Can a collection agency charge me $372 for a $50 bill?
Collection agency charges might be illegal. Collection agencies must follow two sets of rules when collecting debts from consumers.
The first set of rules are found in the federal Fair Debt Collection Practices Act (FDCPA). The FDCPA applies to all collection agents, and protects all US residents. Under the FDCPA, collection agents may not engage in unfair practices when they try to collect a debt. One unfair practice listed in the FDCPA is trying to collect any interest, fee, or other charge on top of the amount you owe. In other words, collection agents cannot add anything extra to an account it is collecting. There are two exceptions to this rule:
Do not assume the collection agent can charge you interest or fees. Almost all collection accounts come without any documentation. In fact, most collection accounts are not physical file folders, which is what one might expect, but instead are lines on a spreadsheet or entries in an database.
Therefore, in almost all cases, collection agents will have no evidence of what the contract you signed contains. Your contract you signed might have clause that reads something like, "Collection agents can charge 10% interest and whatever fees they want" or the contract could be silent on the rights of collection agents. Because they don’t have the contract, a collection agent does not know if it can add mystery fees one way or another.
Smart collection agents do not add fees or interest to collection accounts because they know they can’t prove they have the right to ask for them. Aggressive collection agents, on the other hand, add fees in hopes consumers don’t know their rights under the FDCPA.
Bills.com is not aware of any state that outlaws the collection of interest on collection accounts. (Readers, if you know of any please add a comment below.) Therefore, you must refer to your contract with the creditor to see if it spells out the interest or fees collection agents can charge you.
Fifteen states have laws that mirror, or in some cases, offer stronger protections to consumers than the federal FDCPA. (See the table at right.) These protections include adding original creditors to the description of who is covered by the debt collection laws, additional consumer protections, and additional damages consumers can claim for violations. Make sure that if your state offers you extra protections, you understand what these are.

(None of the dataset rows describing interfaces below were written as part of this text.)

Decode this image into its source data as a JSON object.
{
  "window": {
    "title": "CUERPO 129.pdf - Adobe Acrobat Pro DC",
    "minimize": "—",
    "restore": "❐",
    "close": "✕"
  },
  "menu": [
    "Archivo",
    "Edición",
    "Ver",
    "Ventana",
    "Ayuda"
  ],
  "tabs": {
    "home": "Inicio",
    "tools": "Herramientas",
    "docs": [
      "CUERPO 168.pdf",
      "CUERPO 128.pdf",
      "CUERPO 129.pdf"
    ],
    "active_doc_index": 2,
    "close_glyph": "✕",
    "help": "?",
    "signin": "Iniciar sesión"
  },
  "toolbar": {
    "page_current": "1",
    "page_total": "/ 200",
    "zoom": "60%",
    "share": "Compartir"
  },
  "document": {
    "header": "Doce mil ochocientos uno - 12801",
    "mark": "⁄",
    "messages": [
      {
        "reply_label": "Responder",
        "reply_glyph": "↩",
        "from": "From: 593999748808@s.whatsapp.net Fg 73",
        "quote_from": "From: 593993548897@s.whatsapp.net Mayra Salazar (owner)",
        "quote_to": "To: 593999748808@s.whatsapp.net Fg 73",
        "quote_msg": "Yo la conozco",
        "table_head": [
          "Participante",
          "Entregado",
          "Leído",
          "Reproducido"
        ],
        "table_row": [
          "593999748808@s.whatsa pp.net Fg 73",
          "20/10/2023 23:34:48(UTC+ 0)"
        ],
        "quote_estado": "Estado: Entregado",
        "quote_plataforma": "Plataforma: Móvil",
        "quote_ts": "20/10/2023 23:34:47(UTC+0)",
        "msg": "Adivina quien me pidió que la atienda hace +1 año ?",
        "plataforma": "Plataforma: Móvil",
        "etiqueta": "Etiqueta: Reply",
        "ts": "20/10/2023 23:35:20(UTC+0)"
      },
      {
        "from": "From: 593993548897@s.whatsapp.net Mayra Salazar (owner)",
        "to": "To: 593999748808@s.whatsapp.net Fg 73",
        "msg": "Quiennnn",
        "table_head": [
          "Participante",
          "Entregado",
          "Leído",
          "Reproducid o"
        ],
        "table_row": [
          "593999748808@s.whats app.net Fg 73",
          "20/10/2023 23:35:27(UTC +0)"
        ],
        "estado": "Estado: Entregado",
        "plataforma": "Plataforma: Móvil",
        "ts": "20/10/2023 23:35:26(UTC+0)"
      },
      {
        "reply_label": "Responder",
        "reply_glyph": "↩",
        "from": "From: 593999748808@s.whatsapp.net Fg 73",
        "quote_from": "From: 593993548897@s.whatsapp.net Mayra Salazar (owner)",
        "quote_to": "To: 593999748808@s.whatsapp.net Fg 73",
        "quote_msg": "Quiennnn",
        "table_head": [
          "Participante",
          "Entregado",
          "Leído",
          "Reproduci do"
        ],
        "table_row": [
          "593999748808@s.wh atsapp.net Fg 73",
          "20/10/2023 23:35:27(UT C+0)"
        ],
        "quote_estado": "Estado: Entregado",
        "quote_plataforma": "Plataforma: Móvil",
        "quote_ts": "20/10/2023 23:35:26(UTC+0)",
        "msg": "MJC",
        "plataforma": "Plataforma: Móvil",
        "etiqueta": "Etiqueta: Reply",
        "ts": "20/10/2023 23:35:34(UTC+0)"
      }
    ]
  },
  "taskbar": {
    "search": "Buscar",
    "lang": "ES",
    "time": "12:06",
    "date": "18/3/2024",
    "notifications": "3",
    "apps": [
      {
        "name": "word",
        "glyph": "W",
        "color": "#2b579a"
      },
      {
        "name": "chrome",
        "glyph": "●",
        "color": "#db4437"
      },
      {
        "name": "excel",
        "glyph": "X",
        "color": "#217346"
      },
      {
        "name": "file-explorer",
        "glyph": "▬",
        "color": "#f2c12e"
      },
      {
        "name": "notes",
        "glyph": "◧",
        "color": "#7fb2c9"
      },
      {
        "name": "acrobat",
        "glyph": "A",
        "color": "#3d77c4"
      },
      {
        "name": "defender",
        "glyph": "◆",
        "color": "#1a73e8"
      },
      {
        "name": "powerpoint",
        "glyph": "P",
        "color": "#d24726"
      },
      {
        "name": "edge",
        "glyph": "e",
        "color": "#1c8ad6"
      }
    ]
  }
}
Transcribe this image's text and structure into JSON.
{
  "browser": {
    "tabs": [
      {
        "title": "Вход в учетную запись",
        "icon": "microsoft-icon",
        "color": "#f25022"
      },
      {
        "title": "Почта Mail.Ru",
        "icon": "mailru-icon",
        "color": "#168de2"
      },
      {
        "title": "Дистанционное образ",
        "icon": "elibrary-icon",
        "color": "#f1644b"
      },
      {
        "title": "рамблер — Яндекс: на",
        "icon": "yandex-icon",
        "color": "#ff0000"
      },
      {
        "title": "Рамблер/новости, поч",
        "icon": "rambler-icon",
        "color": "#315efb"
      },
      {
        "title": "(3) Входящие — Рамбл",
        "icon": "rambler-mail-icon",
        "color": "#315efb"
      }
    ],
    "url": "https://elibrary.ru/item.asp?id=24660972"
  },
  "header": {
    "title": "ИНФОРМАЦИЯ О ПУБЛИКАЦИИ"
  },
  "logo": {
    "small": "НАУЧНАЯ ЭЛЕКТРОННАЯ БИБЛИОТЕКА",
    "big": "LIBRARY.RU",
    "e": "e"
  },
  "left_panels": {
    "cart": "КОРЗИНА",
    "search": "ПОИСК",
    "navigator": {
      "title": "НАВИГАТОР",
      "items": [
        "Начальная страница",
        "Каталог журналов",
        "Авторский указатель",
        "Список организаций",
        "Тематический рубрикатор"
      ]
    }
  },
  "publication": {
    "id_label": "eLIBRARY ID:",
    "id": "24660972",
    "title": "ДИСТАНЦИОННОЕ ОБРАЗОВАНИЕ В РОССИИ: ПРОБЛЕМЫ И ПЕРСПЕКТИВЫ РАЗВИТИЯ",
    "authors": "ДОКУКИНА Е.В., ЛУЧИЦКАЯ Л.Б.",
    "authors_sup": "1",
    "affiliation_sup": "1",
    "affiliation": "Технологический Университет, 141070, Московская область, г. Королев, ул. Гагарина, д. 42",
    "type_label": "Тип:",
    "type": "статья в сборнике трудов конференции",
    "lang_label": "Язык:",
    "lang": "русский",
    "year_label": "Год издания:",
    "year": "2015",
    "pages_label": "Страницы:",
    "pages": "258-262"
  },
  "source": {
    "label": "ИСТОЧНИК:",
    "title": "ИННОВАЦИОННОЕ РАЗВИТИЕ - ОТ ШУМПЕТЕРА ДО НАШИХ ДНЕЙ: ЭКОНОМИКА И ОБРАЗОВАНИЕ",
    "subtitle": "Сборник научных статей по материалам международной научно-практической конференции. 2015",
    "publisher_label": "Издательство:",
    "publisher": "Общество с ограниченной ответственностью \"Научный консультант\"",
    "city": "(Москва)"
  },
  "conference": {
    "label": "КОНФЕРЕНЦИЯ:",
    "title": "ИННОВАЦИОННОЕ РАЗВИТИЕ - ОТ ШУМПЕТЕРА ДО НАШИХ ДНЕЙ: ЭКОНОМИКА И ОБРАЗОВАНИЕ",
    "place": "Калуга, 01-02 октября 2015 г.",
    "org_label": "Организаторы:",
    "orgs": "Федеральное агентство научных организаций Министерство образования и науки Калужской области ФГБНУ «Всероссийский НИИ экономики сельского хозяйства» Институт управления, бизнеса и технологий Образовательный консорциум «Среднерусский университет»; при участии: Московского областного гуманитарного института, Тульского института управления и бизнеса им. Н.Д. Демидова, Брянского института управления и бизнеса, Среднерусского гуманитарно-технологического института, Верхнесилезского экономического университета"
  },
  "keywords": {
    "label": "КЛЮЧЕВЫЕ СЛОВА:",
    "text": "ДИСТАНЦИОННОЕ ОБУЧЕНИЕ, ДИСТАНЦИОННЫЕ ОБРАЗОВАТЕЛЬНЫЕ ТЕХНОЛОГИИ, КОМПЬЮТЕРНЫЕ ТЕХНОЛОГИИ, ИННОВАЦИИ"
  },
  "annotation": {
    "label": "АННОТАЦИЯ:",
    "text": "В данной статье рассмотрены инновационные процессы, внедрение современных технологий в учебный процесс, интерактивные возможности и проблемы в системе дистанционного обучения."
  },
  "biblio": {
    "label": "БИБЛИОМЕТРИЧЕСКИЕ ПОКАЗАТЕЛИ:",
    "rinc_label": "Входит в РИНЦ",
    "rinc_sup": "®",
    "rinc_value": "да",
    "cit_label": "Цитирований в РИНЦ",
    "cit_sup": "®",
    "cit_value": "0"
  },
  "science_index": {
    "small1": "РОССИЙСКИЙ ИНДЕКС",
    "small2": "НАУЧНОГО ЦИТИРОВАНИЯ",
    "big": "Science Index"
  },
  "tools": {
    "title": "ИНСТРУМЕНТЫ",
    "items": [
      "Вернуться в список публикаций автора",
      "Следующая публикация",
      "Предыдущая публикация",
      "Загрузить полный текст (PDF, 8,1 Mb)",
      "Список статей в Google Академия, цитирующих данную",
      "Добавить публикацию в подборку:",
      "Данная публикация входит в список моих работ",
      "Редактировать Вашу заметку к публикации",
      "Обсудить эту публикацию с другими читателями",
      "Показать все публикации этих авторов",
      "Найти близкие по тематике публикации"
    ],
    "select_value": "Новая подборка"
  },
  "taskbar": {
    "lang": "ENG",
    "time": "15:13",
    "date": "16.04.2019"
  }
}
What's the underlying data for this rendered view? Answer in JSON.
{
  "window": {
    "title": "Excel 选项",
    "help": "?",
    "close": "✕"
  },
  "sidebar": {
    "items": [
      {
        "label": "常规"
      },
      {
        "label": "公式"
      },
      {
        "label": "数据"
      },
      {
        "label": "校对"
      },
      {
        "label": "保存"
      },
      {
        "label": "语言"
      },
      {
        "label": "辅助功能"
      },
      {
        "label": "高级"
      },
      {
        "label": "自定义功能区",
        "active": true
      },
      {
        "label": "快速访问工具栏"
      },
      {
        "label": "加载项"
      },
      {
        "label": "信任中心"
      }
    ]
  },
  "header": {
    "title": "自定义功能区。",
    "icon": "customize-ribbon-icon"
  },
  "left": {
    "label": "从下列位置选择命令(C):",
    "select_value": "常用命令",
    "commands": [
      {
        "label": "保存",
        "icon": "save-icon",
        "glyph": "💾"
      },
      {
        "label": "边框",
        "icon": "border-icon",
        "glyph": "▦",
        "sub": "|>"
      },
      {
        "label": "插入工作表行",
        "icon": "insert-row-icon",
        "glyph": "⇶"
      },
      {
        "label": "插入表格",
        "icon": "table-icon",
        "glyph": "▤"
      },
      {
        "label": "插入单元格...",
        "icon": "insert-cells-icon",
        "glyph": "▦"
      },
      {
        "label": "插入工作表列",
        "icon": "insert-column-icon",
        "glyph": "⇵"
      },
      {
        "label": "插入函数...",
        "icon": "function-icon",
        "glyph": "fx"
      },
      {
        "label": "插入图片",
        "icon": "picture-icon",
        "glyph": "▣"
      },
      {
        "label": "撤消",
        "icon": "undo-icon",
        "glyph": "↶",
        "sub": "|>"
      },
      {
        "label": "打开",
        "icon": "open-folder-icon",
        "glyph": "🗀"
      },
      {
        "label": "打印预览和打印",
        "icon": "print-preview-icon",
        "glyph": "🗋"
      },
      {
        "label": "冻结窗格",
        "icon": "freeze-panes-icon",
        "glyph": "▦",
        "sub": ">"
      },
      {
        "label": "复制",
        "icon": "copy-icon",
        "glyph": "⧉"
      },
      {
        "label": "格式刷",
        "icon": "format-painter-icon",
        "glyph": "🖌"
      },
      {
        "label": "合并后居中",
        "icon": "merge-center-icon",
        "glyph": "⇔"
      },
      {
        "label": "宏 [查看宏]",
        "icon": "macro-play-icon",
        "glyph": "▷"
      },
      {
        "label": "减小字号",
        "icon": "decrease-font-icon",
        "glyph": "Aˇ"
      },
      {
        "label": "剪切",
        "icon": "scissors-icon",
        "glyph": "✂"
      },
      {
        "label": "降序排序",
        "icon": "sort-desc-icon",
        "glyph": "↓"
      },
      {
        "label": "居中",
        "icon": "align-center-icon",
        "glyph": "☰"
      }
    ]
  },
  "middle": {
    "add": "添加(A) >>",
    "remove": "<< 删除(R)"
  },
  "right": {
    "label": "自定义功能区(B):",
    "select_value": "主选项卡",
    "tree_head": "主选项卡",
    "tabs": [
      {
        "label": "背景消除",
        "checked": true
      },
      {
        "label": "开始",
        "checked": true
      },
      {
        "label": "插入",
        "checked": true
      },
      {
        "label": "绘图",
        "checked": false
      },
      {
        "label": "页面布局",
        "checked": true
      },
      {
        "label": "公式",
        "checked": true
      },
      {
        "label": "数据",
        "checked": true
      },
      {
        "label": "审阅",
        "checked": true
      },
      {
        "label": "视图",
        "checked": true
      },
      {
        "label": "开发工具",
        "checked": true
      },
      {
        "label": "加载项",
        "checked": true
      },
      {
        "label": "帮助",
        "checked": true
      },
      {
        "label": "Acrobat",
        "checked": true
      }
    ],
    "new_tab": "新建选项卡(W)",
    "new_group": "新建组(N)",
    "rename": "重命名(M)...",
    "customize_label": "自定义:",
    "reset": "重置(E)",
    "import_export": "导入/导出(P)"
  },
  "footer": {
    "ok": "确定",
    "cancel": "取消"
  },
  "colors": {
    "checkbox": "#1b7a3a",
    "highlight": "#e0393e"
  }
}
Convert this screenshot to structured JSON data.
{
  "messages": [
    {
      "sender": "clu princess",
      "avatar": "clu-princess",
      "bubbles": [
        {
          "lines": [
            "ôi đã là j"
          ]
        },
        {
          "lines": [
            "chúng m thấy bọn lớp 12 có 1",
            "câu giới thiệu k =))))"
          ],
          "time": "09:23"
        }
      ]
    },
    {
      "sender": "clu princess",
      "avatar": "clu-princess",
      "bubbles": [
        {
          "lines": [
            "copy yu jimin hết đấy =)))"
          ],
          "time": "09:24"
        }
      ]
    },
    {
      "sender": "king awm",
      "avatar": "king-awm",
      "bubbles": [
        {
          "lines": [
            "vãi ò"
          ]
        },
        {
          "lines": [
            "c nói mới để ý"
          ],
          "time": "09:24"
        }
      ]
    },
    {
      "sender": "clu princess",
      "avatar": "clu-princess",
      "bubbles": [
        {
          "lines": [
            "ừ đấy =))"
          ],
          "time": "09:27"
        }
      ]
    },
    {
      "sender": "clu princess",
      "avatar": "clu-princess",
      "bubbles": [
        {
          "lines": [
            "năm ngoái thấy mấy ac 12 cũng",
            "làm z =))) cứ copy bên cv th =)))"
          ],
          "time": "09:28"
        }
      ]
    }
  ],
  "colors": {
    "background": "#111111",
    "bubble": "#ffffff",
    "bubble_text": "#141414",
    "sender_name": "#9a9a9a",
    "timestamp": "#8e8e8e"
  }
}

Most of the 15 states with collection agency laws add limits on when and how many times a collection agent or original may contact a consumer. Some define debt validation more extensively than the FDCPA. Some states prohibit communications to a consumer at their workplace, or restrict in-person contacts. Some make violating their state collections laws a crime. Others allow state agencies to tack-on collections fees, but restrict the amount. It's your responsibility to know the laws in yours state, so you can protect yourself from improper collections.
Just because someone claims you owe a debt doesn’t mean that you do. Any time a collection agent or original creditor contacts you to collect a debt, send a debt validation notice. A debt validation will establish the collection agent's right to collect the debt, and how much the original creditor said you owed. The collection agent must provide, at minimum, the following pieces of information:
As mentioned above, some states require more pieces of information when validating a debt, and here is where it pays to understand your state’s laws.
When a collection agent or original creditor offers incomplete validation, send it a notice of insufficient validation. You are not required to pay a debt a collection agent or original creditor cannot validate. You have the right to dispute (argue about) the amount due, especially when it conflicts with your records. A collection agent violates federal law, and perhaps your state law, when it attempts to collect a debt it cannot validate. File a complaint with your state attorney general’s office and the FTC if a collection agent or original creditor violates the law.
If your state is listed in the table above, follow the link to learn more about the state laws protecting you. File a complaint with your state’s attorney general and the FTC if a collection agent violates your state laws or the FDCPA. Also, consult with a lawyer who has consumer rights or FDCPA experience. You may have a private right of action (a legal reason to file a lawsuit) against the collection agent.
If your state is not listed in the table above, contact your state attorney general's office to learn what, if any, consumer protection laws your state offers.
If the collection agent validates the debt, then look to your state’s statute of limitations to learn if you have a legal obligation to pay the debt. See the Bills.com Statute of Limitations Laws by State resource to learn the statute of limitations on your debt. If the statute of limitations clock has run out on your debt, the collection agent or original creditor can in all but two states ask you to pay the debt. But collection agents violate the FDCPA if they file a lawsuit on expired debt.
See the Bills.com article Collections Agencies, Collections Laws and Your State’s Statute of Limitations to learn how to handle debt where the statute of limitations has not expired.
I hope this information helps you Find. Learn & Save.